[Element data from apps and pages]
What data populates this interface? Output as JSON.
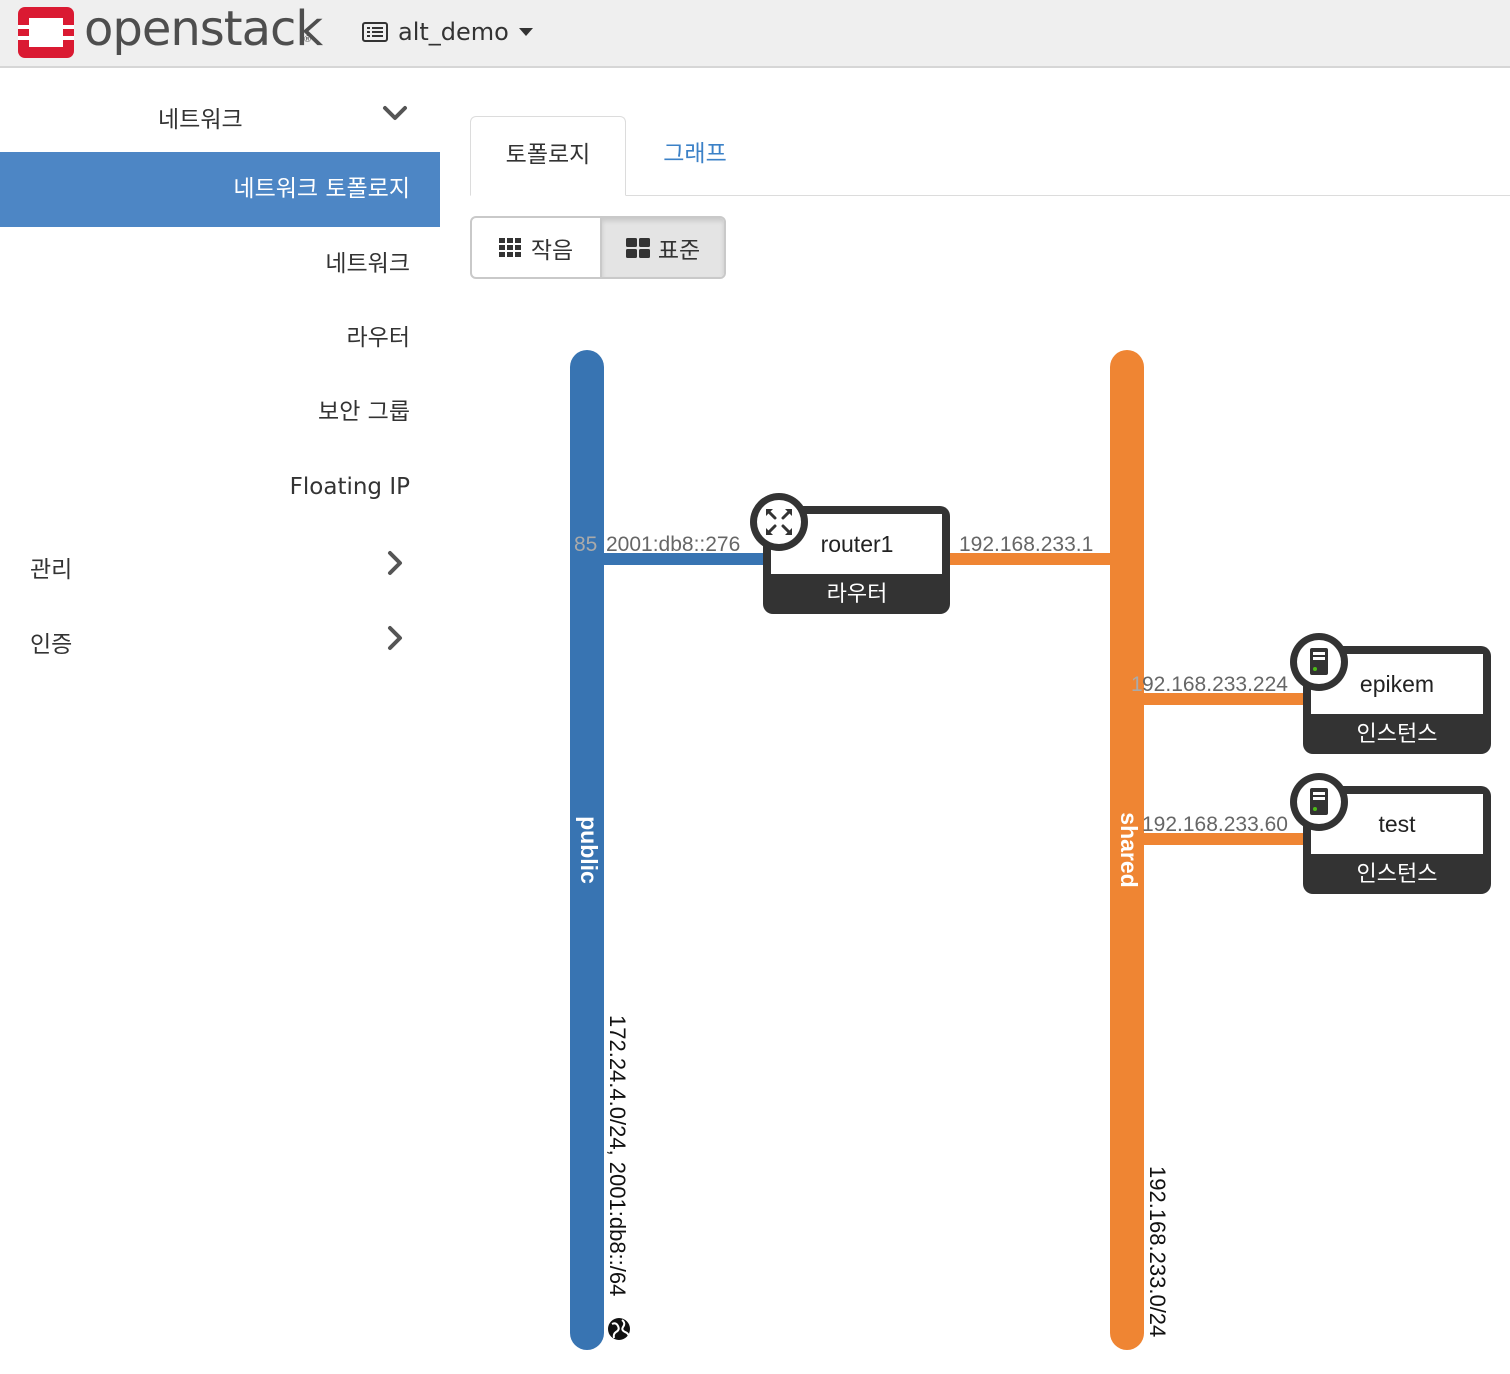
{
  "header": {
    "brand": "openstack",
    "brand_reg": "®",
    "project": "alt_demo"
  },
  "sidebar": {
    "network_section": "네트워크",
    "items": [
      {
        "label": "네트워크 토폴로지",
        "active": true
      },
      {
        "label": "네트워크"
      },
      {
        "label": "라우터"
      },
      {
        "label": "보안 그룹"
      },
      {
        "label": "Floating IP"
      }
    ],
    "admin_section": "관리",
    "identity_section": "인증"
  },
  "tabs": [
    {
      "label": "토폴로지",
      "active": true
    },
    {
      "label": "그래프"
    }
  ],
  "view_toggle": {
    "small_label": "작음",
    "normal_label": "표준",
    "selected": "표준"
  },
  "topology": {
    "colors": {
      "public": "#3874b2",
      "shared": "#ef8533",
      "device": "#333333",
      "port_text": "#666666"
    },
    "networks": [
      {
        "name": "public",
        "subnets": "172.24.4.0/24, 2001:db8::/64",
        "external": true,
        "globe_icon": "globe-icon"
      },
      {
        "name": "shared",
        "subnets": "192.168.233.0/24"
      }
    ],
    "router": {
      "name": "router1",
      "type": "라우터",
      "icon": "router-arrows-icon",
      "port_public_prefix": "85",
      "port_public": "2001:db8::276",
      "port_shared": "192.168.233.1"
    },
    "instances": [
      {
        "name": "epikem",
        "type": "인스턴스",
        "ip_prefix": "1",
        "ip": "92.168.233.224",
        "icon": "server-icon"
      },
      {
        "name": "test",
        "type": "인스턴스",
        "ip": "192.168.233.60",
        "icon": "server-icon"
      }
    ]
  }
}
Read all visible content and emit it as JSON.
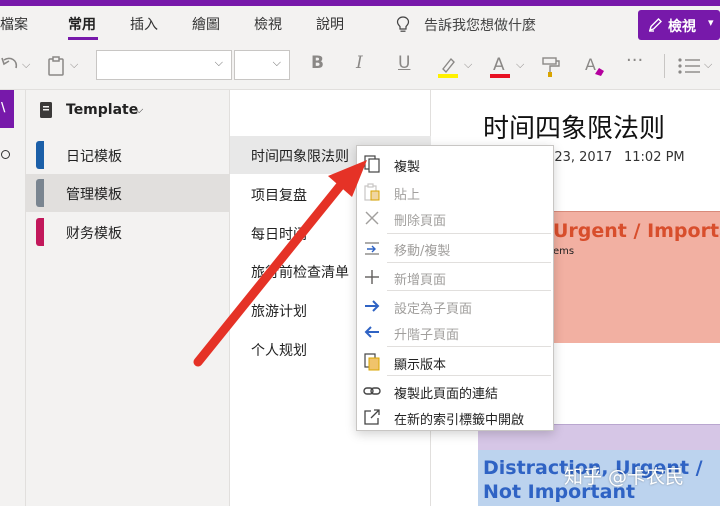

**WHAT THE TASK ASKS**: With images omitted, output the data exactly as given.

**RESULT FOR THIS EXERCISE**:
What data populates this interface? Output as JSON.
{
  "header": {
    "brand": "openstack",
    "brand_reg": "®",
    "project": "alt_demo"
  },
  "sidebar": {
    "network_section": "네트워크",
    "items": [
      {
        "label": "네트워크 토폴로지",
        "active": true
      },
      {
        "label": "네트워크"
      },
      {
        "label": "라우터"
      },
      {
        "label": "보안 그룹"
      },
      {
        "label": "Floating IP"
      }
    ],
    "admin_section": "관리",
    "identity_section": "인증"
  },
  "tabs": [
    {
      "label": "토폴로지",
      "active": true
    },
    {
      "label": "그래프"
    }
  ],
  "view_toggle": {
    "small_label": "작음",
    "normal_label": "표준",
    "selected": "표준"
  },
  "topology": {
    "colors": {
      "public": "#3874b2",
      "shared": "#ef8533",
      "device": "#333333",
      "port_text": "#666666"
    },
    "networks": [
      {
        "name": "public",
        "subnets": "172.24.4.0/24, 2001:db8::/64",
        "external": true,
        "globe_icon": "globe-icon"
      },
      {
        "name": "shared",
        "subnets": "192.168.233.0/24"
      }
    ],
    "router": {
      "name": "router1",
      "type": "라우터",
      "icon": "router-arrows-icon",
      "port_public_prefix": "85",
      "port_public": "2001:db8::276",
      "port_shared": "192.168.233.1"
    },
    "instances": [
      {
        "name": "epikem",
        "type": "인스턴스",
        "ip_prefix": "1",
        "ip": "92.168.233.224",
        "icon": "server-icon"
      },
      {
        "name": "test",
        "type": "인스턴스",
        "ip": "192.168.233.60",
        "icon": "server-icon"
      }
    ]
  }
}
Read all visible content and emit it as JSON.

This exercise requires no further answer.